◆ REQUIREMENT ◆
Skip the pictures. Repeat everything else in the records word for word.

◆ RECORDS SHOWN ◆
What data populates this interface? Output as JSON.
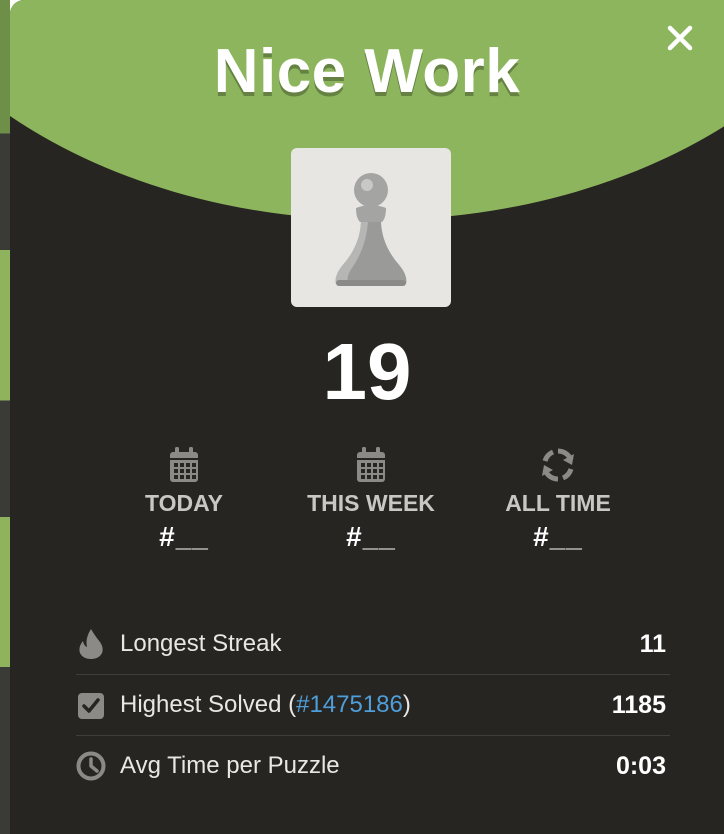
{
  "modal": {
    "title": "Nice Work",
    "close_icon": "close-icon",
    "piece_icon": "pawn-icon",
    "score": "19"
  },
  "leaderboard": [
    {
      "icon": "calendar-icon",
      "label": "TODAY",
      "rank": "#__"
    },
    {
      "icon": "calendar-icon",
      "label": "THIS WEEK",
      "rank": "#__"
    },
    {
      "icon": "refresh-icon",
      "label": "ALL TIME",
      "rank": "#__"
    }
  ],
  "stats": {
    "longest_streak": {
      "icon": "flame-icon",
      "label": "Longest Streak",
      "value": "11"
    },
    "highest_solved": {
      "icon": "checkbox-icon",
      "label_prefix": "Highest Solved (",
      "puzzle_link": "#1475186",
      "label_suffix": ")",
      "value": "1185"
    },
    "avg_time": {
      "icon": "clock-icon",
      "label": "Avg Time per Puzzle",
      "value": "0:03"
    }
  },
  "colors": {
    "header_green": "#8db55d",
    "modal_bg": "#262522",
    "link_blue": "#4f9ed9"
  }
}
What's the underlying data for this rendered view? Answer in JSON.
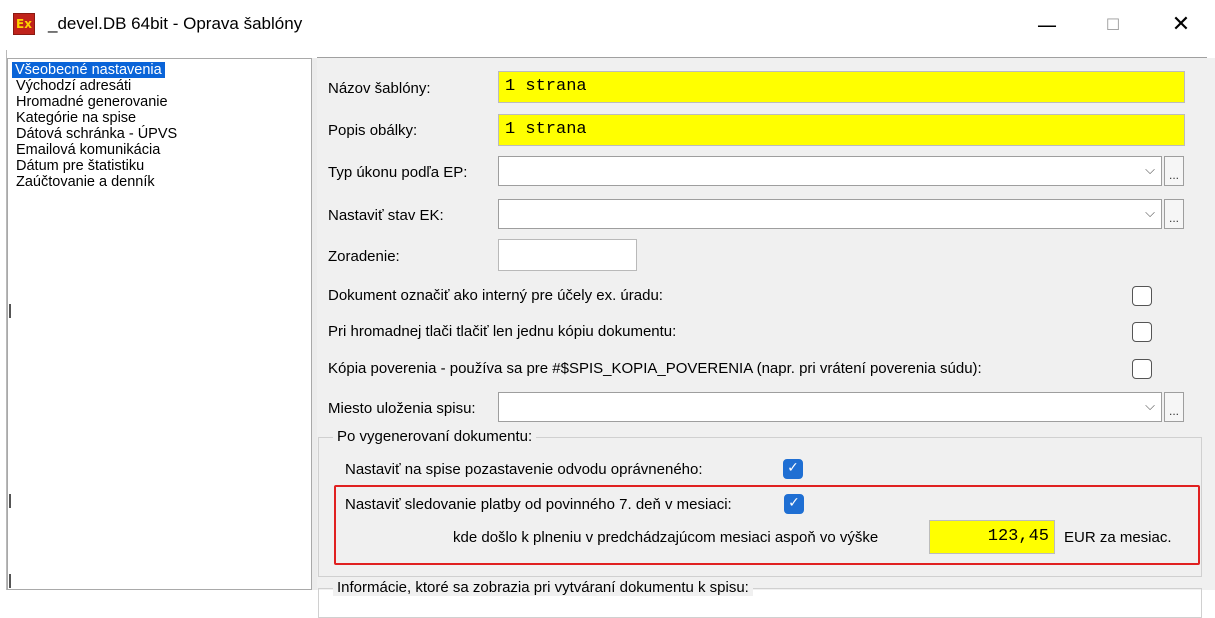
{
  "window": {
    "icon_text": "Ex",
    "title": "_devel.DB 64bit - Oprava šablóny",
    "minimize": "—",
    "maximize": "☐",
    "close": "✕"
  },
  "nav": {
    "items": [
      "Všeobecné nastavenia",
      "Východzí adresáti",
      "Hromadné generovanie",
      "Kategórie na spise",
      "Dátová schránka - ÚPVS",
      "Emailová komunikácia",
      "Dátum pre štatistiku",
      "Zaúčtovanie a denník"
    ]
  },
  "form": {
    "template_name_label": "Názov šablóny:",
    "template_name_value": "1 strana",
    "envelope_label": "Popis obálky:",
    "envelope_value": "1 strana",
    "action_type_label": "Typ úkonu podľa EP:",
    "ek_state_label": "Nastaviť stav EK:",
    "ordering_label": "Zoradenie:",
    "internal_doc_label": "Dokument označiť ako interný pre účely ex. úradu:",
    "internal_doc_checked": false,
    "single_copy_label": "Pri hromadnej tlači tlačiť len jednu kópiu dokumentu:",
    "single_copy_checked": false,
    "authorization_copy_label": "Kópia poverenia - používa sa pre #$SPIS_KOPIA_POVERENIA (napr. pri vrátení poverenia súdu):",
    "authorization_copy_checked": false,
    "storage_label": "Miesto uloženia spisu:",
    "combo_chevron": "⌵",
    "ellipsis": "..."
  },
  "after_generation": {
    "group_title": "Po vygenerovaní dokumentu:",
    "suspend_label": "Nastaviť na spise pozastavenie odvodu oprávneného:",
    "suspend_checked": true,
    "tracking_label": "Nastaviť sledovanie platby od povinného 7. deň v mesiaci:",
    "tracking_checked": true,
    "threshold_prefix": "kde došlo k plneniu v predchádzajúcom mesiaci aspoň vo výške",
    "threshold_value": "123,45",
    "threshold_suffix": "EUR za mesiac."
  },
  "info_group": {
    "title": "Informácie, ktoré sa zobrazia pri vytváraní dokumentu k spisu:"
  },
  "colors": {
    "highlight_field": "#ffff00",
    "selection": "#0a64d8",
    "checkbox_on": "#1f6fd3",
    "annotation_box": "#e02020"
  }
}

◆ WRITTEN SOLUTION ◆
What data populates this interface? Output as JSON.
{
  "modal": {
    "title": "Nice Work",
    "close_icon": "close-icon",
    "piece_icon": "pawn-icon",
    "score": "19"
  },
  "leaderboard": [
    {
      "icon": "calendar-icon",
      "label": "TODAY",
      "rank": "#__"
    },
    {
      "icon": "calendar-icon",
      "label": "THIS WEEK",
      "rank": "#__"
    },
    {
      "icon": "refresh-icon",
      "label": "ALL TIME",
      "rank": "#__"
    }
  ],
  "stats": {
    "longest_streak": {
      "icon": "flame-icon",
      "label": "Longest Streak",
      "value": "11"
    },
    "highest_solved": {
      "icon": "checkbox-icon",
      "label_prefix": "Highest Solved (",
      "puzzle_link": "#1475186",
      "label_suffix": ")",
      "value": "1185"
    },
    "avg_time": {
      "icon": "clock-icon",
      "label": "Avg Time per Puzzle",
      "value": "0:03"
    }
  },
  "colors": {
    "header_green": "#8db55d",
    "modal_bg": "#262522",
    "link_blue": "#4f9ed9"
  }
}
What's the underlying data for this rendered view? Answer in JSON.
{
  "window": {
    "icon_text": "Ex",
    "title": "_devel.DB 64bit - Oprava šablóny",
    "minimize": "—",
    "maximize": "☐",
    "close": "✕"
  },
  "nav": {
    "items": [
      "Všeobecné nastavenia",
      "Východzí adresáti",
      "Hromadné generovanie",
      "Kategórie na spise",
      "Dátová schránka - ÚPVS",
      "Emailová komunikácia",
      "Dátum pre štatistiku",
      "Zaúčtovanie a denník"
    ]
  },
  "form": {
    "template_name_label": "Názov šablóny:",
    "template_name_value": "1 strana",
    "envelope_label": "Popis obálky:",
    "envelope_value": "1 strana",
    "action_type_label": "Typ úkonu podľa EP:",
    "ek_state_label": "Nastaviť stav EK:",
    "ordering_label": "Zoradenie:",
    "internal_doc_label": "Dokument označiť ako interný pre účely ex. úradu:",
    "internal_doc_checked": false,
    "single_copy_label": "Pri hromadnej tlači tlačiť len jednu kópiu dokumentu:",
    "single_copy_checked": false,
    "authorization_copy_label": "Kópia poverenia - používa sa pre #$SPIS_KOPIA_POVERENIA (napr. pri vrátení poverenia súdu):",
    "authorization_copy_checked": false,
    "storage_label": "Miesto uloženia spisu:",
    "combo_chevron": "⌵",
    "ellipsis": "..."
  },
  "after_generation": {
    "group_title": "Po vygenerovaní dokumentu:",
    "suspend_label": "Nastaviť na spise pozastavenie odvodu oprávneného:",
    "suspend_checked": true,
    "tracking_label": "Nastaviť sledovanie platby od povinného 7. deň v mesiaci:",
    "tracking_checked": true,
    "threshold_prefix": "kde došlo k plneniu v predchádzajúcom mesiaci aspoň vo výške",
    "threshold_value": "123,45",
    "threshold_suffix": "EUR za mesiac."
  },
  "info_group": {
    "title": "Informácie, ktoré sa zobrazia pri vytváraní dokumentu k spisu:"
  },
  "colors": {
    "highlight_field": "#ffff00",
    "selection": "#0a64d8",
    "checkbox_on": "#1f6fd3",
    "annotation_box": "#e02020"
  }
}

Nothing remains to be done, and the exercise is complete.